If they will help one another up.
Yes, I intentionally hammer on education, integrity, discipline, sacrifice, labour and unity. I subtly imprint on their subconscious the desire to study. I quietly promote hard work and self-accomplishment. I silently impart Anticipation. And I never forget togetherness lest those who will have their kola broken for them by a benevolent spirit forsake those not so fortunate and dismiss them as lazy or irredeemable- as our (elitist) politicians are prone to do once they take office.
As I know that knowledge is power, that knowledge is light, that knowledge is key to our New Nigeria. As I know that only the dignity in labour and the joy of rightful accomplishment can propel us to our New Nigeria. As I know that Nigeria needs integrity and discipline, and not the parasites currently at the helm of affairs.
Since I am not unaware of how decadent things have become; of how standard exams we took few years ago with nothing save Four-figure Tables now allow calculators when the countries that manufacture the latter yet promote the abacus; of how parents now organise (and not only support or pay for) exam malpractice, leakage of questions, and provision of prepared answers; of how invigilators have since become answer-providers; of how organising exam malpractice has become a thriving business with coaching centres as cover.
Whatever has happened to our honour, and pride? Wherever is the legendary dignity in labour? However shall we continue (to live) like this?
And as I chip those in every now and then, I do not lose sight of my theme: You can gain admission into the university of your choice to study the course of your choosing.
Before I began, my citation was read and they were excited. I do not bother to ask them if they want a citation like mine; I know they do, I just act like it is no big deal. But it is. I tell them it is easy. And I show them how: If you read all the books in the world, then you can answer any question, wherever in the world it is from.
I remind them that there are 52 weeks in a year, and that nearly all of their textbooks have less than 50 chapters. So that, if they read a chapter of a different textbook each day, such that they read a chapter in each of ALL their textbooks each week, they would have read through all their textbooks by the end of the year! And that if they started in SS1, like I did, by SS3, they would have read through all their textbooks at least twice.
Again they are excited. And they roar when I ask them if they won't then pass. Yet I am quick to tell them that it is never as easy as it sounds, that it takes dedication, and cost me many a sleepless night - although I always slept, even if less than the recommended eight hours on a few of those many nights. And I am quick to add that it is never too late to start, that one must resume each time he fell, failed or outrightly quit, that the light at the end of the tunnel outshines all the pains one will feel.
That they have one chance at making it work, at joining the league, at securing a place in the coming Nigeria.

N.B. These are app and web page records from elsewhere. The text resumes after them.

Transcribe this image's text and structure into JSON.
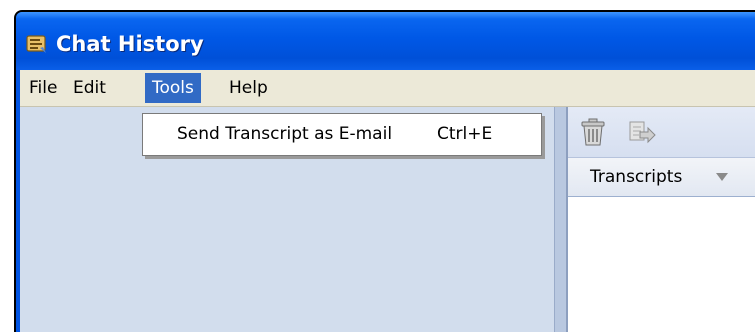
{
  "window": {
    "title": "Chat History",
    "app_icon": "chat-history-icon"
  },
  "menubar": {
    "items": [
      {
        "label": "File"
      },
      {
        "label": "Edit"
      },
      {
        "label": "Tools"
      },
      {
        "label": "Help"
      }
    ],
    "open_menu": "Tools"
  },
  "tools_menu": {
    "items": [
      {
        "label": "Send Transcript as E-mail",
        "shortcut": "Ctrl+E"
      }
    ]
  },
  "toolbar": {
    "buttons": [
      "trash-icon",
      "export-icon"
    ]
  },
  "transcripts": {
    "column_header": "Transcripts"
  },
  "colors": {
    "titlebar": "#0054e3",
    "menubar": "#ece9d8",
    "menu_highlight": "#316ac5",
    "left_pane": "#d2dded"
  }
}
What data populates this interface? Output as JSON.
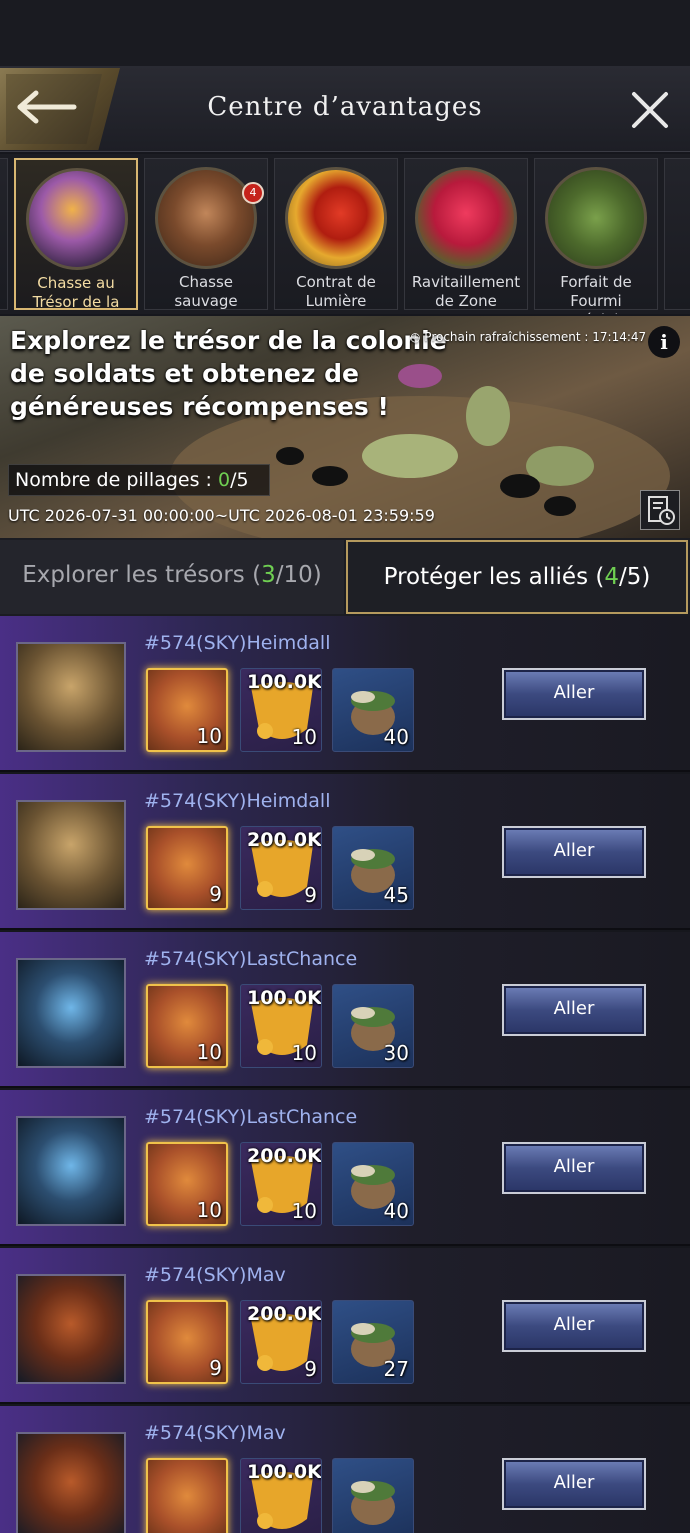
{
  "header": {
    "title": "Centre d’avantages"
  },
  "categories": [
    {
      "label": "Chasse au Trésor de la Colonie",
      "active": true
    },
    {
      "label": "Chasse sauvage",
      "badge": "4"
    },
    {
      "label": "Contrat de Lumière"
    },
    {
      "label": "Ravitaillement de Zone"
    },
    {
      "label": "Forfait de Fourmi Spéciale"
    }
  ],
  "banner": {
    "title": "Explorez le trésor de la colonie de soldats et obtenez de généreuses récompenses !",
    "refresh": "Prochain rafraîchissement : 17:14:47",
    "pillage_label": "Nombre de pillages : ",
    "pillage_current": "0",
    "pillage_max": "/5",
    "utc_range": "UTC 2026-07-31 00:00:00~UTC 2026-08-01 23:59:59"
  },
  "tabs": {
    "explore_label": "Explorer les trésors (",
    "explore_current": "3",
    "explore_rest": "/10)",
    "protect_label": "Protéger les alliés (",
    "protect_current": "4",
    "protect_rest": "/5)"
  },
  "rows": [
    {
      "name": "#574(SKY)Heimdall",
      "r1": "10",
      "amount": "100.0K",
      "r2": "10",
      "r3": "40",
      "button": "Aller"
    },
    {
      "name": "#574(SKY)Heimdall",
      "r1": "9",
      "amount": "200.0K",
      "r2": "9",
      "r3": "45",
      "button": "Aller"
    },
    {
      "name": "#574(SKY)LastChance",
      "r1": "10",
      "amount": "100.0K",
      "r2": "10",
      "r3": "30",
      "button": "Aller"
    },
    {
      "name": "#574(SKY)LastChance",
      "r1": "10",
      "amount": "200.0K",
      "r2": "10",
      "r3": "40",
      "button": "Aller"
    },
    {
      "name": "#574(SKY)Mav",
      "r1": "9",
      "amount": "200.0K",
      "r2": "9",
      "r3": "27",
      "button": "Aller"
    },
    {
      "name": "#574(SKY)Mav",
      "r1": "",
      "amount": "100.0K",
      "r2": "",
      "r3": "",
      "button": "Aller"
    }
  ],
  "colors": {
    "accent_gold": "#d8b772",
    "count_green": "#6fcf52",
    "name_blue": "#9fb2ee"
  }
}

At the end of the day I impress them with stuff they always knew just because I change the packaging: Their teachers always told them to read, but I make it seem effortless. They always knew that people gained admission every year, but it is my duty to tell them they too can. I regale them with tales of how I did it, nobody that I am.
And in closing, I remind them that they are needed, that we need them, that Nigeria needs them, for the future: That they are needed to be world-class achievers (and not a local champion, like me), to not have more than three children (just two, if they can), to acquire property (not cars); so we can achieve the New Nigeria, together, so Youth Leaders will not be 50+ or 60+ years old, so political office holders will not be 60+ or 70+ years old, so they will not dangle Chancellorship before us as compensation and loot the treasury in our name...
Now if you call that indoctrination, I will say I borrowed that from Obasanjo. Abi when did you last read the National Pledge? And then, àti kékeré n'Ìmàle ti n kó'mo e l'ásò; the Islamist teaches recitation from childhood.
At least I am contributing to the realisation of the New Nigeria.
We have got just one chance at it.
What are you doing?
#Youths, save Nigeria. It's our turn.